Cast out the old year, seed something new

2015 – A year of worry buried deep

A year of struggles, strife and grief

A year of friendship cut so brief

A year of making angels weep

The year will pass and trouble with it

The year will pass, it’s reached its limit

The year will pass, now almost through

The year will pass having taken you

2016 РNew Year is edging ever near

New Year will vanquish harsh frontiers

New Year will cast aside old fears

New Year will keep your memory dear

 

Sentience

Like one, that on a lonesome road
Doth walk in fear and dread,
And having once turned round walks on,
And turns no more his head;
Because he knows, a frightful fiend
Doth close behind him tread.

    

Samuel Taylor Coleridge – The Rime of the Ancient Mariner
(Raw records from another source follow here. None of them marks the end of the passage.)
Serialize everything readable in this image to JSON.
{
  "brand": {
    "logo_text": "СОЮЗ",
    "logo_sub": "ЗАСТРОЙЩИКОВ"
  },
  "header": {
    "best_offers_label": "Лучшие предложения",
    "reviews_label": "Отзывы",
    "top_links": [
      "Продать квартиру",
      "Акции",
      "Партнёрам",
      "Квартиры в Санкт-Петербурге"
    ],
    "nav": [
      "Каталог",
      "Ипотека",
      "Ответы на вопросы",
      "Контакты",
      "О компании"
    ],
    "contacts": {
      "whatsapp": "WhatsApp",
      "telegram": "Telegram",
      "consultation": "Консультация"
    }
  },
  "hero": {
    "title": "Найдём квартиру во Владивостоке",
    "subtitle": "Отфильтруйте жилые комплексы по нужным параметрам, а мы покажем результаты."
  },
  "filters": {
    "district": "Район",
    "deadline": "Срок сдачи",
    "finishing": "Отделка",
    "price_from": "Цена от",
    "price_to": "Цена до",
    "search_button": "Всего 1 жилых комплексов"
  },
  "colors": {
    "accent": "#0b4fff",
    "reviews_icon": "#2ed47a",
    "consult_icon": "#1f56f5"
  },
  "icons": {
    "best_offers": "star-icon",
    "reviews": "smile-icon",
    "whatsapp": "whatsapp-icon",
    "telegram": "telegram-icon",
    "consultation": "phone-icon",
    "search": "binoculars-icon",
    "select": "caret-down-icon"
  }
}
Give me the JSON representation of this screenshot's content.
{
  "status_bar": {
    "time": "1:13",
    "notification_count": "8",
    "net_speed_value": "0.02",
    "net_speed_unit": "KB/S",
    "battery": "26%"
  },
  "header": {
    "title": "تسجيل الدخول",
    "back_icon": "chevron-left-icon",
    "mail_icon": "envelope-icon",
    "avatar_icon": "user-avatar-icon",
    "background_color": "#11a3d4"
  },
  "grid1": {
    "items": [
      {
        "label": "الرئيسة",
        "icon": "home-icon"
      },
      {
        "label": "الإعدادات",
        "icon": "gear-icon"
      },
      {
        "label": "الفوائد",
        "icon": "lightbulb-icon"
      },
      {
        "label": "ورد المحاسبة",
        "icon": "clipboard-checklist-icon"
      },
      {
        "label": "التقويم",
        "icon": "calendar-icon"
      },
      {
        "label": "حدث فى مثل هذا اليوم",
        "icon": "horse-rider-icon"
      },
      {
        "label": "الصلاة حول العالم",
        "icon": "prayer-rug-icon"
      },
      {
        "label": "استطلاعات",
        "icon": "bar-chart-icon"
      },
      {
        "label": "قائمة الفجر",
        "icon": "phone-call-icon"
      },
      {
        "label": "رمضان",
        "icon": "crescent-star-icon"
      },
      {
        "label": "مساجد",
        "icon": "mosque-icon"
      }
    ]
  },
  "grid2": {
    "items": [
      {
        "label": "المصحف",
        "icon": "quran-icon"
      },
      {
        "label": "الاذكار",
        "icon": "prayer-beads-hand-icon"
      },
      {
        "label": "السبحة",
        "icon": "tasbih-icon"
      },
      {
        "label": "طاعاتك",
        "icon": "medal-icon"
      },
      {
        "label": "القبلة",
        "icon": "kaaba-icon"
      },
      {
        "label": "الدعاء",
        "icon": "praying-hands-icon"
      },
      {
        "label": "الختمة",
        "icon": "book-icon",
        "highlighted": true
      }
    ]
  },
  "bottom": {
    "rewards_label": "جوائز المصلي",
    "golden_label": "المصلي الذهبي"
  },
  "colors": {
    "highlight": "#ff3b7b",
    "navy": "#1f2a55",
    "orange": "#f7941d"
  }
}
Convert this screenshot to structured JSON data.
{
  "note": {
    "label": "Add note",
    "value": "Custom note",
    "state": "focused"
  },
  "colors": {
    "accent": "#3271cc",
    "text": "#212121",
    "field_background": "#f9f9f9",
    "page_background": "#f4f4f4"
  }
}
Sailing Away

Sentience is a blessing and a curse. Some days are more cursed than others.

I didn’t watch¬†The ‘C’ Word. I followed¬†Lisa’s Blog¬†but didn’t have the necessary psychological flood defences in place to watch her story played out on television. A dramatisation and by all accounts a very good one, it might be better categorised as reality TV. It reflects the harsh reality of breast cancer where life no longer comes with a happily ever after guarantee. Some people with breast cancer do not survive. Some people with breast cancer die. Some of them are very¬†young.

Survival has been playing on my mind a lot lately because there is no rhyme or reason to it. No-one knows who among us will outpace the frightful fiend, who might be forced to endure it to the bitter end or who might find themselves facing it on more than one occasion.  This is ambiguity on anabolic steroids and uncertainty reigns supreme. In this version of reality sentience is more curse than blessing. Lately it seems for every survival story there are multiple stories of an all too early demise.

As humans with a limited time on earth we must learn a crucial lesson – never take anything for granted. Health, strength, life itself, these things can all be taken from us in the blink of an eye.¬† Most people don’t need to think about mortality on a daily basis and that’s probably a good thing because life would be very depressing if we did. Those of us who do think about it – a thought pattern that is almost inevitable after a life-threatening illness – probably do ourselves no favours. Worrying about our own mortality doesn’t change the final outcome. This is another scenario where sentience proves to be more of a curse than a blessing.

So what of the blessings? Feeling the sun on our skin, watching grass grow, celebrating another birthday, anniversary, Diwali or Christmas are all blessings. Walking in the park, riding a bike, reading a book, those things are blessings too because life after cancer is difficult. It throws up questions for which there are no answers and searching for answers offers no reprieve. The simple act of waking up each day is a blessing in this reality, when you have no idea how many days are yet to come.